The author of the highly acclaimed The Fates Will Find Their Way returns with a novel about a far-flung family reunited for one weekend by their father's death.
Five minutes before her flight is set to take off, Kate Pulaski, failed screenwriter and newly failed wife with scarcely a hundred dollars to her name, learns that her estranged father has killed himself. More shocked than saddened by the news, she gives in to her siblings' request that she join them, along with her many half-siblings and most of her father's five former wives, in Atlanta, their birthplace, for a final farewell.
Written with huge heart and bracing wit, REUNION takes place over the following four days, as family secrets are revealed, personal foibles are exposed, and Kate-an inveterate liar looking for a way to come clean-slowly begins to acknowledge the overwhelming similarities between herself and the man she never thought she'd claim as an influence, much less a father. Hannah Pittard's "engaging and vigorous"* prose masterfully illuminates the problems that can divide modern families—and the ties that prove impossible to break. (*Chicago Tribune)
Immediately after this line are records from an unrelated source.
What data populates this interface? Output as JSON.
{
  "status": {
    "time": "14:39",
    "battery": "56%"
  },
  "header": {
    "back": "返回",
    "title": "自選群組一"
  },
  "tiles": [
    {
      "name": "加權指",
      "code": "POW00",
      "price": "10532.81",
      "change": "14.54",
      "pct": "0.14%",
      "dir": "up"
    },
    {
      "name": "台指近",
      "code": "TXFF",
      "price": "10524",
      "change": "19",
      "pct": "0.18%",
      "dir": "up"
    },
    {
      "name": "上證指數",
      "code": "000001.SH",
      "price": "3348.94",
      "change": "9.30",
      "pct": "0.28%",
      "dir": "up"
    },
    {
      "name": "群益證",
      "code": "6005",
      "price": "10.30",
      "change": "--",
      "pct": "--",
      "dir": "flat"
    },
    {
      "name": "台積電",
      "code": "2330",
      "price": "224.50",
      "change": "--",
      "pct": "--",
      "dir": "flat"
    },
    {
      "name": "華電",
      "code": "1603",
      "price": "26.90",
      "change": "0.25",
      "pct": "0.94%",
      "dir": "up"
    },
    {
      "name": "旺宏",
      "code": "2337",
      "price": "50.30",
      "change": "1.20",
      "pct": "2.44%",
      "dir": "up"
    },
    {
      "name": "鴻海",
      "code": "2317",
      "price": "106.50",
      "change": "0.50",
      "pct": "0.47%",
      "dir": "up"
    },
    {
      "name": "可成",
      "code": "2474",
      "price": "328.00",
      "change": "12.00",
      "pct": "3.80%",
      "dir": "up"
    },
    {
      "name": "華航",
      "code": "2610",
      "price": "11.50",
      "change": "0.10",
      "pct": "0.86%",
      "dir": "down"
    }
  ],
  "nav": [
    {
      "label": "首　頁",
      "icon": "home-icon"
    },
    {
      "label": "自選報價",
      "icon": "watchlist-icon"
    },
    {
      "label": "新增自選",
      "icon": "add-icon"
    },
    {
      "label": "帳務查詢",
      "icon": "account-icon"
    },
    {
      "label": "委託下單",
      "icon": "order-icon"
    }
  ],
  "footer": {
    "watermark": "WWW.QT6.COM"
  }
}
Hannah Pittard’s Reunion centers on a troubled young woman, the more or less “failed” screenwriter, Kate Pulaski, and her equally troubled family. Not only does Pittard write with uncanny insight into the mind of a woman who is savagely human, and equal parts frustrating as well as deeply familiar, she also brings a special sense of honest humor to the idea of family.
While on a flight home to Chicago, Kate receives the call that her estranged father has killed himself. Due to a marriage that is quickly crumbling, as well as pressure, she is forced to travel home to Atlanta, in order to meet her brother and sister and manage the many intricacies that come with a death. And she’s not happy about it.
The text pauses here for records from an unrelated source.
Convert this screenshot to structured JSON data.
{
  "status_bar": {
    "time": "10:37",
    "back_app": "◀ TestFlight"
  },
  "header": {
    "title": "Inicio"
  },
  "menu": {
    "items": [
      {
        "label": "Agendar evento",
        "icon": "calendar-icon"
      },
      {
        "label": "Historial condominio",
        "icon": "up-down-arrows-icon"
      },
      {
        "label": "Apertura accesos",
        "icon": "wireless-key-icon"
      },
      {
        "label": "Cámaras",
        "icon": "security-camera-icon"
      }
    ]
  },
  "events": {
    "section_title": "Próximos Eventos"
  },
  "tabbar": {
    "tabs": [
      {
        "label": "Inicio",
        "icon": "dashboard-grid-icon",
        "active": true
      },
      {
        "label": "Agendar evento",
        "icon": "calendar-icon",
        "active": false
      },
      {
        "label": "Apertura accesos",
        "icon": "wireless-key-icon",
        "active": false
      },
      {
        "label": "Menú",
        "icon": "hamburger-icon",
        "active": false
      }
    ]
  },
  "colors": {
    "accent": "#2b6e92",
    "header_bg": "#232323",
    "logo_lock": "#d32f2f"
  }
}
The novel takes place over four days. The pacing is fast, it’s written in present tense, and the dialogue is remarkable. Pittard’s writing is candid, and doesn’t shy away from portraying her protagonist in a bad light. Kate is our sympathetic anti-hero: a liar, a wine-drinker, a whip-smart, self-destructive woman with some major daddy issues. Throughout the novel, Kate grapples with a deep-seated resentment towards her father. After her own mother died, he remarried approximately five times, giving Kate and her two siblings a plethora of ex-stepmothers and step-siblings. The last of his wives, Sasha, proves to be a surprising and altogether healing influence.
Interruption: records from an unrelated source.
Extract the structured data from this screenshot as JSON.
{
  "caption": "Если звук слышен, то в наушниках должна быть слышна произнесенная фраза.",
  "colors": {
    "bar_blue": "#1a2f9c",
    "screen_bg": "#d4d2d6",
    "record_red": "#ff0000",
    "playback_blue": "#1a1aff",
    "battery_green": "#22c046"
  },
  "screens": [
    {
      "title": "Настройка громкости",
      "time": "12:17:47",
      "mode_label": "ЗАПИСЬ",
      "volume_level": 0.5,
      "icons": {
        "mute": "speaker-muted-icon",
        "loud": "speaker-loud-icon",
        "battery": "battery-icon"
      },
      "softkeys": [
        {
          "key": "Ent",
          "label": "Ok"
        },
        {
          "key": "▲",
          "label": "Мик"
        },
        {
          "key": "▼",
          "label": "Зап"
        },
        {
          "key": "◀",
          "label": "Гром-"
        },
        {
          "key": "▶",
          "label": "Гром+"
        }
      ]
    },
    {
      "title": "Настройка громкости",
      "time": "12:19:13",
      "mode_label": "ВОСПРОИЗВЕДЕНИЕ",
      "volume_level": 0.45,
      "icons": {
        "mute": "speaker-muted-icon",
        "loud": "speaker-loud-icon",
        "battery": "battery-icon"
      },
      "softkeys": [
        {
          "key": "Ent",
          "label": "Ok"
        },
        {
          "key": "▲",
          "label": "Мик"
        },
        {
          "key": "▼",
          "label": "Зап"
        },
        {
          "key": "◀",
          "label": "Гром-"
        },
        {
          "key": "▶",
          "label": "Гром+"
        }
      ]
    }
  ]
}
The awkwardness and inescapable quality of family is a main theme throughout. The idea of fidelity is another. There is a sense of urgency in this slim story that in infectious and strangely heart-warming, in the way only an honest portrayal of humanness can be.
Reviewed by MB Sellers
Hardcover: 288 pages
Publisher: Grand Central Publishing (October 7, 2014)